Wherever a picture appears, leave it out; set down everything else in the records exactly.

________________

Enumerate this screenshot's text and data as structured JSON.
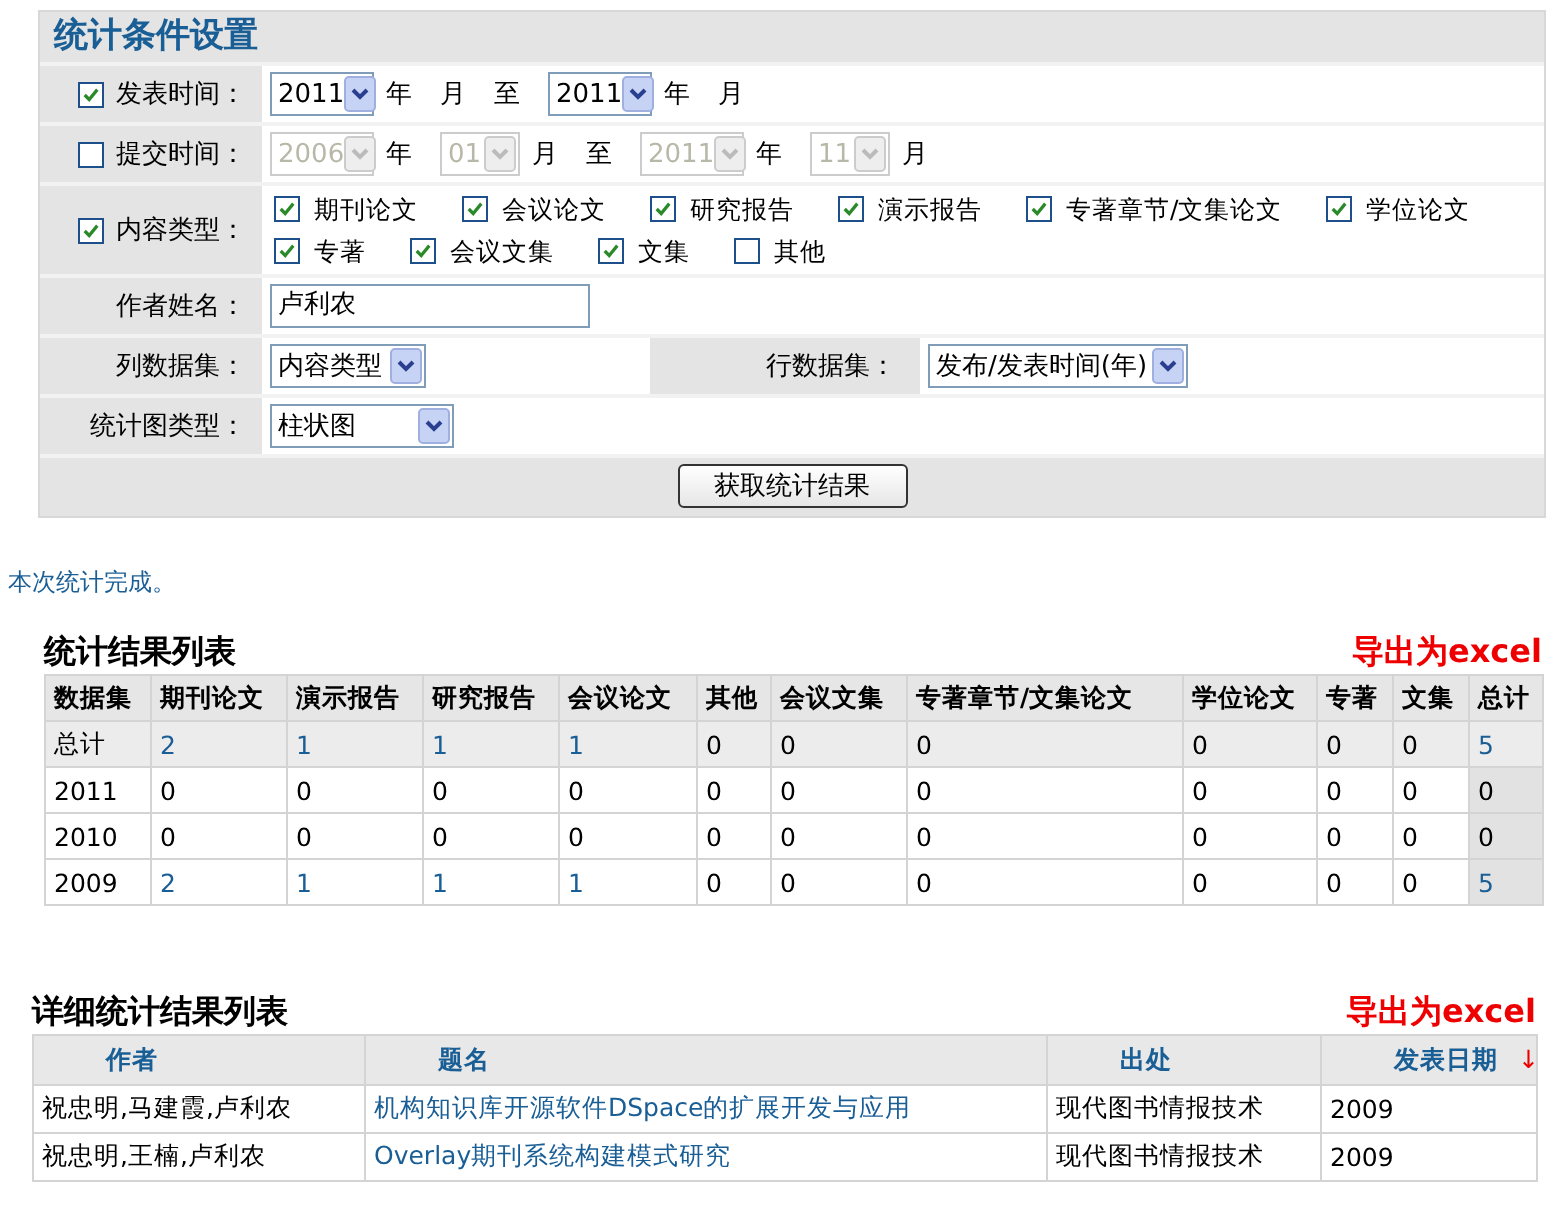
{
  "form": {
    "title": "统计条件设置",
    "date_rows": [
      {
        "label": "发表时间：",
        "checked": true,
        "parts": [
          {
            "kind": "select",
            "value": "2011",
            "disabled": false
          },
          {
            "kind": "text",
            "text": "年"
          },
          {
            "kind": "text",
            "text": "月"
          },
          {
            "kind": "text",
            "text": "至"
          },
          {
            "kind": "select",
            "value": "2011",
            "disabled": false
          },
          {
            "kind": "text",
            "text": "年"
          },
          {
            "kind": "text",
            "text": "月"
          }
        ]
      },
      {
        "label": "提交时间：",
        "checked": false,
        "parts": [
          {
            "kind": "select",
            "value": "2006",
            "disabled": true
          },
          {
            "kind": "text",
            "text": "年"
          },
          {
            "kind": "select",
            "value": "01",
            "disabled": true
          },
          {
            "kind": "text",
            "text": "月"
          },
          {
            "kind": "text",
            "text": "至"
          },
          {
            "kind": "select",
            "value": "2011",
            "disabled": true
          },
          {
            "kind": "text",
            "text": "年"
          },
          {
            "kind": "select",
            "value": "11",
            "disabled": true
          },
          {
            "kind": "text",
            "text": "月"
          }
        ]
      }
    ],
    "content_type": {
      "label": "内容类型：",
      "checked": true,
      "options": [
        {
          "label": "期刊论文",
          "checked": true
        },
        {
          "label": "会议论文",
          "checked": true
        },
        {
          "label": "研究报告",
          "checked": true
        },
        {
          "label": "演示报告",
          "checked": true
        },
        {
          "label": "专著章节/文集论文",
          "checked": true
        },
        {
          "label": "学位论文",
          "checked": true
        },
        {
          "label": "专著",
          "checked": true
        },
        {
          "label": "会议文集",
          "checked": true
        },
        {
          "label": "文集",
          "checked": true
        },
        {
          "label": "其他",
          "checked": false
        }
      ]
    },
    "author": {
      "label": "作者姓名：",
      "value": "卢利农"
    },
    "column_dataset": {
      "label": "列数据集：",
      "value": "内容类型"
    },
    "row_dataset": {
      "label": "行数据集：",
      "value": "发布/发表时间(年)"
    },
    "chart_type": {
      "label": "统计图类型：",
      "value": "柱状图"
    },
    "submit": "获取统计结果"
  },
  "status": "本次统计完成。",
  "summary": {
    "title": "统计结果列表",
    "export": "导出为excel",
    "columns": [
      "数据集",
      "期刊论文",
      "演示报告",
      "研究报告",
      "会议论文",
      "其他",
      "会议文集",
      "专著章节/文集论文",
      "学位论文",
      "专著",
      "文集",
      "总计"
    ],
    "rows": [
      {
        "total": true,
        "cells": [
          {
            "text": "总计",
            "link": false
          },
          {
            "text": "2",
            "link": true
          },
          {
            "text": "1",
            "link": true
          },
          {
            "text": "1",
            "link": true
          },
          {
            "text": "1",
            "link": true
          },
          {
            "text": "0",
            "link": false
          },
          {
            "text": "0",
            "link": false
          },
          {
            "text": "0",
            "link": false
          },
          {
            "text": "0",
            "link": false
          },
          {
            "text": "0",
            "link": false
          },
          {
            "text": "0",
            "link": false
          },
          {
            "text": "5",
            "link": true
          }
        ]
      },
      {
        "total": false,
        "cells": [
          {
            "text": "2011",
            "link": false
          },
          {
            "text": "0",
            "link": false
          },
          {
            "text": "0",
            "link": false
          },
          {
            "text": "0",
            "link": false
          },
          {
            "text": "0",
            "link": false
          },
          {
            "text": "0",
            "link": false
          },
          {
            "text": "0",
            "link": false
          },
          {
            "text": "0",
            "link": false
          },
          {
            "text": "0",
            "link": false
          },
          {
            "text": "0",
            "link": false
          },
          {
            "text": "0",
            "link": false
          },
          {
            "text": "0",
            "link": false
          }
        ]
      },
      {
        "total": false,
        "cells": [
          {
            "text": "2010",
            "link": false
          },
          {
            "text": "0",
            "link": false
          },
          {
            "text": "0",
            "link": false
          },
          {
            "text": "0",
            "link": false
          },
          {
            "text": "0",
            "link": false
          },
          {
            "text": "0",
            "link": false
          },
          {
            "text": "0",
            "link": false
          },
          {
            "text": "0",
            "link": false
          },
          {
            "text": "0",
            "link": false
          },
          {
            "text": "0",
            "link": false
          },
          {
            "text": "0",
            "link": false
          },
          {
            "text": "0",
            "link": false
          }
        ]
      },
      {
        "total": false,
        "cells": [
          {
            "text": "2009",
            "link": false
          },
          {
            "text": "2",
            "link": true
          },
          {
            "text": "1",
            "link": true
          },
          {
            "text": "1",
            "link": true
          },
          {
            "text": "1",
            "link": true
          },
          {
            "text": "0",
            "link": false
          },
          {
            "text": "0",
            "link": false
          },
          {
            "text": "0",
            "link": false
          },
          {
            "text": "0",
            "link": false
          },
          {
            "text": "0",
            "link": false
          },
          {
            "text": "0",
            "link": false
          },
          {
            "text": "5",
            "link": true
          }
        ]
      }
    ]
  },
  "detail": {
    "title": "详细统计结果列表",
    "export": "导出为excel",
    "columns": [
      {
        "label": "作者"
      },
      {
        "label": "题名"
      },
      {
        "label": "出处"
      },
      {
        "label": "发表日期",
        "sort": "↓"
      }
    ],
    "rows": [
      {
        "author": "祝忠明,马建霞,卢利农",
        "title": "机构知识库开源软件DSpace的扩展开发与应用",
        "source": "现代图书情报技术",
        "date": "2009"
      },
      {
        "author": "祝忠明,王楠,卢利农",
        "title": "Overlay期刊系统构建模式研究",
        "source": "现代图书情报技术",
        "date": "2009"
      }
    ]
  }
}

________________

• Solution to this task:
Enumerate this screenshot's text and data as structured JSON.
{
  "form": {
    "title": "统计条件设置",
    "date_rows": [
      {
        "label": "发表时间：",
        "checked": true,
        "parts": [
          {
            "kind": "select",
            "value": "2011",
            "disabled": false
          },
          {
            "kind": "text",
            "text": "年"
          },
          {
            "kind": "text",
            "text": "月"
          },
          {
            "kind": "text",
            "text": "至"
          },
          {
            "kind": "select",
            "value": "2011",
            "disabled": false
          },
          {
            "kind": "text",
            "text": "年"
          },
          {
            "kind": "text",
            "text": "月"
          }
        ]
      },
      {
        "label": "提交时间：",
        "checked": false,
        "parts": [
          {
            "kind": "select",
            "value": "2006",
            "disabled": true
          },
          {
            "kind": "text",
            "text": "年"
          },
          {
            "kind": "select",
            "value": "01",
            "disabled": true
          },
          {
            "kind": "text",
            "text": "月"
          },
          {
            "kind": "text",
            "text": "至"
          },
          {
            "kind": "select",
            "value": "2011",
            "disabled": true
          },
          {
            "kind": "text",
            "text": "年"
          },
          {
            "kind": "select",
            "value": "11",
            "disabled": true
          },
          {
            "kind": "text",
            "text": "月"
          }
        ]
      }
    ],
    "content_type": {
      "label": "内容类型：",
      "checked": true,
      "options": [
        {
          "label": "期刊论文",
          "checked": true
        },
        {
          "label": "会议论文",
          "checked": true
        },
        {
          "label": "研究报告",
          "checked": true
        },
        {
          "label": "演示报告",
          "checked": true
        },
        {
          "label": "专著章节/文集论文",
          "checked": true
        },
        {
          "label": "学位论文",
          "checked": true
        },
        {
          "label": "专著",
          "checked": true
        },
        {
          "label": "会议文集",
          "checked": true
        },
        {
          "label": "文集",
          "checked": true
        },
        {
          "label": "其他",
          "checked": false
        }
      ]
    },
    "author": {
      "label": "作者姓名：",
      "value": "卢利农"
    },
    "column_dataset": {
      "label": "列数据集：",
      "value": "内容类型"
    },
    "row_dataset": {
      "label": "行数据集：",
      "value": "发布/发表时间(年)"
    },
    "chart_type": {
      "label": "统计图类型：",
      "value": "柱状图"
    },
    "submit": "获取统计结果"
  },
  "status": "本次统计完成。",
  "summary": {
    "title": "统计结果列表",
    "export": "导出为excel",
    "columns": [
      "数据集",
      "期刊论文",
      "演示报告",
      "研究报告",
      "会议论文",
      "其他",
      "会议文集",
      "专著章节/文集论文",
      "学位论文",
      "专著",
      "文集",
      "总计"
    ],
    "rows": [
      {
        "total": true,
        "cells": [
          {
            "text": "总计",
            "link": false
          },
          {
            "text": "2",
            "link": true
          },
          {
            "text": "1",
            "link": true
          },
          {
            "text": "1",
            "link": true
          },
          {
            "text": "1",
            "link": true
          },
          {
            "text": "0",
            "link": false
          },
          {
            "text": "0",
            "link": false
          },
          {
            "text": "0",
            "link": false
          },
          {
            "text": "0",
            "link": false
          },
          {
            "text": "0",
            "link": false
          },
          {
            "text": "0",
            "link": false
          },
          {
            "text": "5",
            "link": true
          }
        ]
      },
      {
        "total": false,
        "cells": [
          {
            "text": "2011",
            "link": false
          },
          {
            "text": "0",
            "link": false
          },
          {
            "text": "0",
            "link": false
          },
          {
            "text": "0",
            "link": false
          },
          {
            "text": "0",
            "link": false
          },
          {
            "text": "0",
            "link": false
          },
          {
            "text": "0",
            "link": false
          },
          {
            "text": "0",
            "link": false
          },
          {
            "text": "0",
            "link": false
          },
          {
            "text": "0",
            "link": false
          },
          {
            "text": "0",
            "link": false
          },
          {
            "text": "0",
            "link": false
          }
        ]
      },
      {
        "total": false,
        "cells": [
          {
            "text": "2010",
            "link": false
          },
          {
            "text": "0",
            "link": false
          },
          {
            "text": "0",
            "link": false
          },
          {
            "text": "0",
            "link": false
          },
          {
            "text": "0",
            "link": false
          },
          {
            "text": "0",
            "link": false
          },
          {
            "text": "0",
            "link": false
          },
          {
            "text": "0",
            "link": false
          },
          {
            "text": "0",
            "link": false
          },
          {
            "text": "0",
            "link": false
          },
          {
            "text": "0",
            "link": false
          },
          {
            "text": "0",
            "link": false
          }
        ]
      },
      {
        "total": false,
        "cells": [
          {
            "text": "2009",
            "link": false
          },
          {
            "text": "2",
            "link": true
          },
          {
            "text": "1",
            "link": true
          },
          {
            "text": "1",
            "link": true
          },
          {
            "text": "1",
            "link": true
          },
          {
            "text": "0",
            "link": false
          },
          {
            "text": "0",
            "link": false
          },
          {
            "text": "0",
            "link": false
          },
          {
            "text": "0",
            "link": false
          },
          {
            "text": "0",
            "link": false
          },
          {
            "text": "0",
            "link": false
          },
          {
            "text": "5",
            "link": true
          }
        ]
      }
    ]
  },
  "detail": {
    "title": "详细统计结果列表",
    "export": "导出为excel",
    "columns": [
      {
        "label": "作者"
      },
      {
        "label": "题名"
      },
      {
        "label": "出处"
      },
      {
        "label": "发表日期",
        "sort": "↓"
      }
    ],
    "rows": [
      {
        "author": "祝忠明,马建霞,卢利农",
        "title": "机构知识库开源软件DSpace的扩展开发与应用",
        "source": "现代图书情报技术",
        "date": "2009"
      },
      {
        "author": "祝忠明,王楠,卢利农",
        "title": "Overlay期刊系统构建模式研究",
        "source": "现代图书情报技术",
        "date": "2009"
      }
    ]
  }
}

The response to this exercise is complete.